October 01, 2016

Legislation would protect rights of human trafficking victims

The ABA expressed support this month for bipartisan legislation in the House and Senate that would increase protection and assistance for victims of human trafficking.

S. 3441, introduced Sept. 28 by Sens. Kirsten E. Gillibrand (D-N.Y.) and Rob Portman (R-Ohio), and H.R. 6292 − introduced the same day in the House by Reps. Ann Wagner (R-Mo.), Tulsi Gabbard (D-Hawaii) and David W. Jolly (R-Fla.) – would permit a victim of human trafficking to move to vacate convictions and expunge arrests for nonviolent crimes committed by the victim as a direct result of the trafficking.

“Survivors of human trafficking – who have endured beatings, sexual assault and psychological control – are often arrested and convicted of prostitution and other related offenses,” ABA Governmental Affairs Director Thomas M. Susman wrote to the sponsors in an Oct. 5 letter. Their criminal records, he explained, prevent them from successfully applying for jobs, housing and loans.

“Legislation like the Trafficking Survivors Relief Act offers survivors of trafficking a significant opportunity to move forward with their lives and leave the reminders of their victimization in the past,” he said.
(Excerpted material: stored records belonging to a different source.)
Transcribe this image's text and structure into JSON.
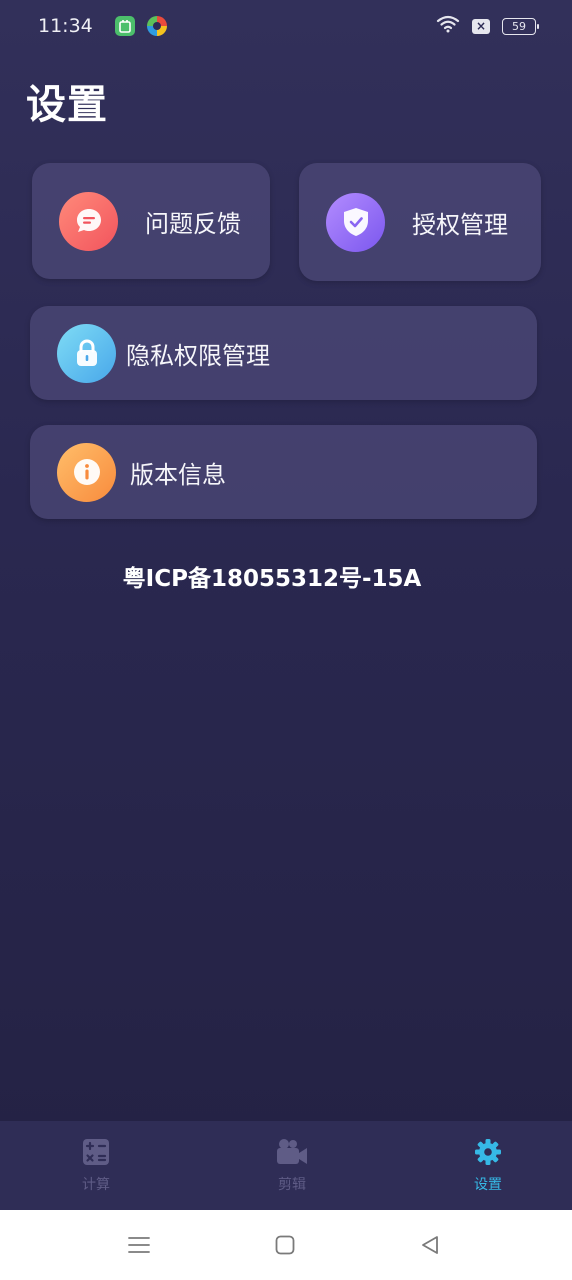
{
  "status_bar": {
    "time": "11:34",
    "battery_level": "59",
    "sim_icon_text": "×",
    "icons": [
      "app-badge-icon",
      "colorful-app-icon",
      "wifi-icon",
      "sim-off-icon",
      "battery-icon"
    ]
  },
  "page": {
    "title": "设置"
  },
  "cards": {
    "feedback": {
      "label": "问题反馈",
      "icon": "chat-bubble-icon"
    },
    "authorization": {
      "label": "授权管理",
      "icon": "shield-check-icon"
    },
    "privacy": {
      "label": "隐私权限管理",
      "icon": "lock-icon"
    },
    "version": {
      "label": "版本信息",
      "icon": "info-icon"
    }
  },
  "footer": {
    "icp": "粤ICP备18055312号-15A"
  },
  "tab_bar": {
    "items": [
      {
        "label": "计算",
        "icon": "calculator-icon",
        "active": false
      },
      {
        "label": "剪辑",
        "icon": "video-camera-icon",
        "active": false
      },
      {
        "label": "设置",
        "icon": "gear-icon",
        "active": true
      }
    ]
  },
  "colors": {
    "background_top": "#32305a",
    "background_bottom": "#232142",
    "card": "#4e4a78",
    "active_tab": "#36b9e6",
    "inactive_tab": "#5f5c86"
  },
  "nav_bar": {
    "buttons": [
      "menu-icon",
      "home-icon",
      "back-icon"
    ]
  }
}
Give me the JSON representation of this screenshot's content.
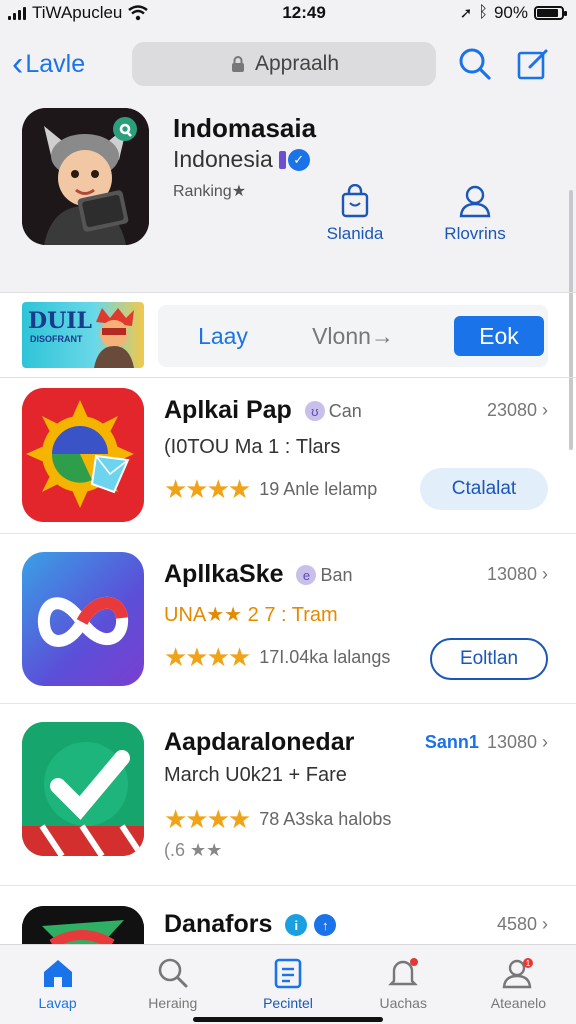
{
  "status_bar": {
    "carrier": "TiWApucleu",
    "time": "12:49",
    "battery": "90%",
    "battery_level": 0.9
  },
  "nav": {
    "back_label": "Lavle",
    "search_placeholder": "Appraalh"
  },
  "profile": {
    "title": "Indomasaia",
    "subtitle": "Indonesia",
    "ranking": "Ranking★",
    "actions": [
      {
        "label": "Slanida",
        "icon": "bag-icon"
      },
      {
        "label": "Rlovrins",
        "icon": "person-icon"
      }
    ]
  },
  "banner": {
    "promo_title": "DUIL",
    "promo_sub": "DISOFRANT",
    "segments": [
      "Laay",
      "Vlonn→",
      "Eok"
    ]
  },
  "apps": [
    {
      "name": "Aplkai Pap",
      "badge": "Can",
      "rank": "23080 ›",
      "line2": "(I0TOU Mа 1 : Tlars",
      "rating_text": "19 Anle lelamp",
      "button": "Ctalalat",
      "stars": 4,
      "accent": "#e53935"
    },
    {
      "name": "ApllkaSke",
      "badge": "Ban",
      "rank": "13080 ›",
      "line2": "UNA★★ 2 7 : Tram",
      "rating_text": "17I.04ka lalangs",
      "button": "Eoltlan",
      "stars": 4,
      "accent": "#5a46d6"
    },
    {
      "name": "Aapdaralonedar",
      "badge": "Sann1",
      "rank": "13080 ›",
      "line2": "March U0k21 + Fare",
      "rating_text": "78 A3ska halobs",
      "extra": "(.6 ★★",
      "stars": 4,
      "accent": "#1aa06e"
    },
    {
      "name": "Danafors",
      "badge": "",
      "rank": "4580 ›",
      "stars": 0,
      "accent": "#111111"
    }
  ],
  "tabs": [
    {
      "label": "Lavap",
      "icon": "home-icon",
      "active": true
    },
    {
      "label": "Heraing",
      "icon": "search-icon",
      "active": false
    },
    {
      "label": "Pecintel",
      "icon": "document-icon",
      "active": false
    },
    {
      "label": "Uachas",
      "icon": "bell-icon",
      "active": false
    },
    {
      "label": "Ateanelo",
      "icon": "account-icon",
      "active": false
    }
  ]
}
The legislation would require the victims to provide documentation in order to have their non-violent criminal records vacated, including: certified court proceedings or law enforcement records; testimony or sworn statements from trained professionals from whom the person sought assistance; and affidavits or sworn testimony from the individuals indicating that they were victims of human trafficking at the time of their arrests and that the criminal activities of which they are accused are a direct result of being victims of human trafficking.

“We need to make sure we’re doing everything we can to take care of human trafficking survivors who manage to escape from captivity,” Gillibrand said. “In many cases, when trafficked people – including children – are forced into slavery, they are tagged with criminal charges that stay with them for the rest of their lives, even though they have absolutely no freedom to say no to their captors, who force them to commit crimes.”